Data records for software interfaces:
┌──
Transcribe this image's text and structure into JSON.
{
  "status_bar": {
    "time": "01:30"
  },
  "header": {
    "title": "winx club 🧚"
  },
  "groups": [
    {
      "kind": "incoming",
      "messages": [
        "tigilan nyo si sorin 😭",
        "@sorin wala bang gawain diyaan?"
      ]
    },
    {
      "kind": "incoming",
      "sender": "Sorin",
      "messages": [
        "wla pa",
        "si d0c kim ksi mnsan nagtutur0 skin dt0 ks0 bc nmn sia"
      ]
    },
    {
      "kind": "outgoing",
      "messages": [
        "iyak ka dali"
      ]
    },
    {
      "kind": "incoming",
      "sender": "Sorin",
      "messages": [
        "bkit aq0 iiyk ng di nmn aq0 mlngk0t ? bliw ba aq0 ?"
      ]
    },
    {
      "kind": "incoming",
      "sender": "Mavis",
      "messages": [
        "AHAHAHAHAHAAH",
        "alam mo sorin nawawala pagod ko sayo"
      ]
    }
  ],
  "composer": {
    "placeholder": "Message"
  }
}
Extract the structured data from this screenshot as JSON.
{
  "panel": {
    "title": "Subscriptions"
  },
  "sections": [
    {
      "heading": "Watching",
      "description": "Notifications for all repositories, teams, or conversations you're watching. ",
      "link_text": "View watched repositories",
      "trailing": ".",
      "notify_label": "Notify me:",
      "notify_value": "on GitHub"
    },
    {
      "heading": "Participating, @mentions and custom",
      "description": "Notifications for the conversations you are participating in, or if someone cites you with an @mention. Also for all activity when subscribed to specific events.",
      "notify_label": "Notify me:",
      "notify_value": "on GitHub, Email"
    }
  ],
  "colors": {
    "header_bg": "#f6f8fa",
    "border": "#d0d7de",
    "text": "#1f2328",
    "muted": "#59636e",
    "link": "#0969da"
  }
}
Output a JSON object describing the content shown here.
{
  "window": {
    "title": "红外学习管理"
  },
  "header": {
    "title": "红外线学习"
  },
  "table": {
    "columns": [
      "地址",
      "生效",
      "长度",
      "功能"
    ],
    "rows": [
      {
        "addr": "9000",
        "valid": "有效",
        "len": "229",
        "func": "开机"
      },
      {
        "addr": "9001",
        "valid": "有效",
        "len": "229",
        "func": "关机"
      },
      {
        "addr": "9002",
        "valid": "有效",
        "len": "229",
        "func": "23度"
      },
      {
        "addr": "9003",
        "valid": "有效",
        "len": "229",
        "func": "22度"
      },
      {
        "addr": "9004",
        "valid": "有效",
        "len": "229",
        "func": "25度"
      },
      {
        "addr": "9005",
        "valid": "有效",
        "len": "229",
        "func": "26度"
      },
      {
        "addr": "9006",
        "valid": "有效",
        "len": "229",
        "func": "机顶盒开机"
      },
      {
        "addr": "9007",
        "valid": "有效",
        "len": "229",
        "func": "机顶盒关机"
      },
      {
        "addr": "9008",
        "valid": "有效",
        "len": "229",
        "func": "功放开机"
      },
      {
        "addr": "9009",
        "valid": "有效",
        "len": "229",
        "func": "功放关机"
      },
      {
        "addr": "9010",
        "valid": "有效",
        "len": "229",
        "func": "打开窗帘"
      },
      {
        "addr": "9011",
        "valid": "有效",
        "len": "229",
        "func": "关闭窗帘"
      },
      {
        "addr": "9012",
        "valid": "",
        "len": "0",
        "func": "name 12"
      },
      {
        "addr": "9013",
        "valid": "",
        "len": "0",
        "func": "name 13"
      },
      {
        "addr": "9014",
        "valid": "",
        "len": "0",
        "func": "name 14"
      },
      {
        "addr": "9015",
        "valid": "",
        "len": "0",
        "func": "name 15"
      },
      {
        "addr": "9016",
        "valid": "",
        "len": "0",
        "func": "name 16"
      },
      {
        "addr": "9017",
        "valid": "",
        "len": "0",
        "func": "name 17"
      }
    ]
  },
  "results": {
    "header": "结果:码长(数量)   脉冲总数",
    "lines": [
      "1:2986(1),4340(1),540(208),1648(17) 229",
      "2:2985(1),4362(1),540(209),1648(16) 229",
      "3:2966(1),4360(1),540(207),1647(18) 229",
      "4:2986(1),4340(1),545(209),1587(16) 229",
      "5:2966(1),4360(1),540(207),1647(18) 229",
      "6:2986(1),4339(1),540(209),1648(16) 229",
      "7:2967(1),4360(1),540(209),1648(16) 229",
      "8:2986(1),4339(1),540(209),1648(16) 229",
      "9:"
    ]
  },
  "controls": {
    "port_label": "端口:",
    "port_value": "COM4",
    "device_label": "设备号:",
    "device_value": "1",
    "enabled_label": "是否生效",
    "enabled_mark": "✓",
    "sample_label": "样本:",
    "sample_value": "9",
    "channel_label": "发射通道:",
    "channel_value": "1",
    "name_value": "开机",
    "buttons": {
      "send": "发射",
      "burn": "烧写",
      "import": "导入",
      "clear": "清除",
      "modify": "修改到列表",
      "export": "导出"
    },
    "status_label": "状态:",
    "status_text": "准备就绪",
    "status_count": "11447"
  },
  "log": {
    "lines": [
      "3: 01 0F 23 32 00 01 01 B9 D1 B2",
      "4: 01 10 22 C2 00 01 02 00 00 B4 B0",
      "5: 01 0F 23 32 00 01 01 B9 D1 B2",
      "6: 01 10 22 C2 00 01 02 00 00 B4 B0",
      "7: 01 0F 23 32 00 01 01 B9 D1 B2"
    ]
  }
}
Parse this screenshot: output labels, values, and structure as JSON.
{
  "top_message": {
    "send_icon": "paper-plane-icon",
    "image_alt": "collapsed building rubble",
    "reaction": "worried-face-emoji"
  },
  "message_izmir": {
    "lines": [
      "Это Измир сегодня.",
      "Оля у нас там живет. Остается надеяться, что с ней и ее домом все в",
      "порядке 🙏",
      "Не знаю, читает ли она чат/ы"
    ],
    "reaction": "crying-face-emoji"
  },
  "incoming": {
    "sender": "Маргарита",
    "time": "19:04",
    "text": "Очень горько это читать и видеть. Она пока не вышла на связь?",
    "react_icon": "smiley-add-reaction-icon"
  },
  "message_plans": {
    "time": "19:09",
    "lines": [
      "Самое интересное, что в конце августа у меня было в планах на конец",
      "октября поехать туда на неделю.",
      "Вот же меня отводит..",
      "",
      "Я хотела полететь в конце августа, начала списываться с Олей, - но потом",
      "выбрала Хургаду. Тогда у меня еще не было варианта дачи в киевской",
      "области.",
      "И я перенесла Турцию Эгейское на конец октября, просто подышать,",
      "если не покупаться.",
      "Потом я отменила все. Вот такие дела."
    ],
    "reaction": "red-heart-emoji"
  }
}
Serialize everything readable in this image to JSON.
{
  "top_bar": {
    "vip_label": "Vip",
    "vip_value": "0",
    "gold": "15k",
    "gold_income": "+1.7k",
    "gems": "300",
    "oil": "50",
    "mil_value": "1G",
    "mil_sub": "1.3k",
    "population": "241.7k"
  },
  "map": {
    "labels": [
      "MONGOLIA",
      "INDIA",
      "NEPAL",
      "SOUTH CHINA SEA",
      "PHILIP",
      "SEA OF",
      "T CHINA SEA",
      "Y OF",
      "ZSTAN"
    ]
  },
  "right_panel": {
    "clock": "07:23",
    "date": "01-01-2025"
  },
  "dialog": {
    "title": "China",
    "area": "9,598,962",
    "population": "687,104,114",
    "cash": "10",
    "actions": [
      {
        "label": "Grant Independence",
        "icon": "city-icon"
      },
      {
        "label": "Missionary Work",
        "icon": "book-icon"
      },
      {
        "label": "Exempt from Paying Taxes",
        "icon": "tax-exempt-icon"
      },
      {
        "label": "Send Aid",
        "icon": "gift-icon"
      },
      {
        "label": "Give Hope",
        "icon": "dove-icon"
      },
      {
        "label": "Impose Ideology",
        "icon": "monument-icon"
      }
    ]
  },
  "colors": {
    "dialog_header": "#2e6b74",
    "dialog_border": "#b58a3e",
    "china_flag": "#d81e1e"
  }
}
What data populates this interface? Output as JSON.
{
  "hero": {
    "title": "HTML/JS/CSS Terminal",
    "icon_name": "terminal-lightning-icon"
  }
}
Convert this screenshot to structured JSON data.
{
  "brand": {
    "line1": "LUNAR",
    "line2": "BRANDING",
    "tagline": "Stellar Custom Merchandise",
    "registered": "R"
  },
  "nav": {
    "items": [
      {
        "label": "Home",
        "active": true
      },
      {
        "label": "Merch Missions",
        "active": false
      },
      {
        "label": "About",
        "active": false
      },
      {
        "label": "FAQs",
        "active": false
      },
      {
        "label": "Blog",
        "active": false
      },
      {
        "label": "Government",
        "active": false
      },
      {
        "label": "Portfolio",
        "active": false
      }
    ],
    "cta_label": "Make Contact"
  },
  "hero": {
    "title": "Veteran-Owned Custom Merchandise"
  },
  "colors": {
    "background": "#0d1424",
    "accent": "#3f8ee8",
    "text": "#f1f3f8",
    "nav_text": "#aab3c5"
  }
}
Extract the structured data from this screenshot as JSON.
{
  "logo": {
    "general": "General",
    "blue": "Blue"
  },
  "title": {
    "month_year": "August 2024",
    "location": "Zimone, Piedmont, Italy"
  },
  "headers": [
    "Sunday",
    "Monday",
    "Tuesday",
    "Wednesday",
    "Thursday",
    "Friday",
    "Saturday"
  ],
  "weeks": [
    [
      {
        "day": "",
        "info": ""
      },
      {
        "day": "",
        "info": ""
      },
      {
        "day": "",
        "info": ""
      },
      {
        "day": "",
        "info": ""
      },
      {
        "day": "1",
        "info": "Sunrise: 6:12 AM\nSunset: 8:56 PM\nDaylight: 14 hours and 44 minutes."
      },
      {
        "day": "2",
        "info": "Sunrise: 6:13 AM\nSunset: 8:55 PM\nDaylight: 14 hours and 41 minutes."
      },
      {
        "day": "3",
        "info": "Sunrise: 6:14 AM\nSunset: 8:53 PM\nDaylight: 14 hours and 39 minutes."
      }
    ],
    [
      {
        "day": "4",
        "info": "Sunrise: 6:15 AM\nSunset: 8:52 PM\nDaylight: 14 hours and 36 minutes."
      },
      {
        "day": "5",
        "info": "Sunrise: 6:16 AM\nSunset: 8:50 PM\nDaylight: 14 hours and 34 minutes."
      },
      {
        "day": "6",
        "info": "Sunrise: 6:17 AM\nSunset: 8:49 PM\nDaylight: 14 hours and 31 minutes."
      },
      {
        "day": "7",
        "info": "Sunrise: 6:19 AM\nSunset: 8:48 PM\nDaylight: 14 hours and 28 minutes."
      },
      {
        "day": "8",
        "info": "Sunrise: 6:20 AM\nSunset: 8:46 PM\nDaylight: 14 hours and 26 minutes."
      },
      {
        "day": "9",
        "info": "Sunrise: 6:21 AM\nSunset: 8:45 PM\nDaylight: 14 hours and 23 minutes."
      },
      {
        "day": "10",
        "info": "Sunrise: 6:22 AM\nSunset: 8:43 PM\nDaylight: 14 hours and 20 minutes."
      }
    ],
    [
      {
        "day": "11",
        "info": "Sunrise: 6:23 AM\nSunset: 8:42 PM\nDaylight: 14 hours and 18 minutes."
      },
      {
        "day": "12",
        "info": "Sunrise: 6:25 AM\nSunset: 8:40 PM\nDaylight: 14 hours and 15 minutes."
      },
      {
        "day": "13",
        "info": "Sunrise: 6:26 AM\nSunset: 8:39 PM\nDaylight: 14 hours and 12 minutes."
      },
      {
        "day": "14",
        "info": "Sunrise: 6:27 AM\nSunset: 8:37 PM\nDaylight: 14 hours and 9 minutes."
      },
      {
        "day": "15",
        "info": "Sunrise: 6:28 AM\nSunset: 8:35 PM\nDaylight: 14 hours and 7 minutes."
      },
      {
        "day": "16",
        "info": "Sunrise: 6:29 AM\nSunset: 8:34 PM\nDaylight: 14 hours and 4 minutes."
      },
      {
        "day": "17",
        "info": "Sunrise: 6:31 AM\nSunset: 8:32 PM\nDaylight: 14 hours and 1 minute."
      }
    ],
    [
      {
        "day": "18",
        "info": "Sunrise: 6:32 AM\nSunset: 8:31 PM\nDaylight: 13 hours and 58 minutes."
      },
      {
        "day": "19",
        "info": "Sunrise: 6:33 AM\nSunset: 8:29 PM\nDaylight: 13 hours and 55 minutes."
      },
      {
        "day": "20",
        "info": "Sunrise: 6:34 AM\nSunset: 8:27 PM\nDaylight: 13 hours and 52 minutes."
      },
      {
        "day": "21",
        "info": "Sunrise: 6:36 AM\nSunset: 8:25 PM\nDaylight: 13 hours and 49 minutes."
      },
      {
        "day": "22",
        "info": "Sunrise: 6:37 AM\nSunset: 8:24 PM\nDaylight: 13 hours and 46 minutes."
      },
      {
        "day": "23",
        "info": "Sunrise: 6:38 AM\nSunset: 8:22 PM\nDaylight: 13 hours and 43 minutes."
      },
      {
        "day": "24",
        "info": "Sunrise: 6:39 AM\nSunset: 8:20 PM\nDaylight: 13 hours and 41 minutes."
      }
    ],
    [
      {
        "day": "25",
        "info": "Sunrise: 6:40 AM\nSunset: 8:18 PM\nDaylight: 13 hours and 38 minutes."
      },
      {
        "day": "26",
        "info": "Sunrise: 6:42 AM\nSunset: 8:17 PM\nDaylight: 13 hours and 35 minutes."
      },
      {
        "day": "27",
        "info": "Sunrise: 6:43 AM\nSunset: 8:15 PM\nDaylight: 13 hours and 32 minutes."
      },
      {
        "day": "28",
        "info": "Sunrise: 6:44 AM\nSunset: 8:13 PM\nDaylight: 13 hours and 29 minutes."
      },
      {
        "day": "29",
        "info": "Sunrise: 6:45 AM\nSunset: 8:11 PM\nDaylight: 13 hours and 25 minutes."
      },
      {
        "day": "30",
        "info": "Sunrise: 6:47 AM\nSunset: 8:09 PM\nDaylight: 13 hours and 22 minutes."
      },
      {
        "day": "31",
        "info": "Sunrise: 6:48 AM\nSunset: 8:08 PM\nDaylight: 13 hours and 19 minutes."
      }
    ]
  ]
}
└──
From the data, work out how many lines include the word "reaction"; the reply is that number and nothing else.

■ Answer to the problem: 4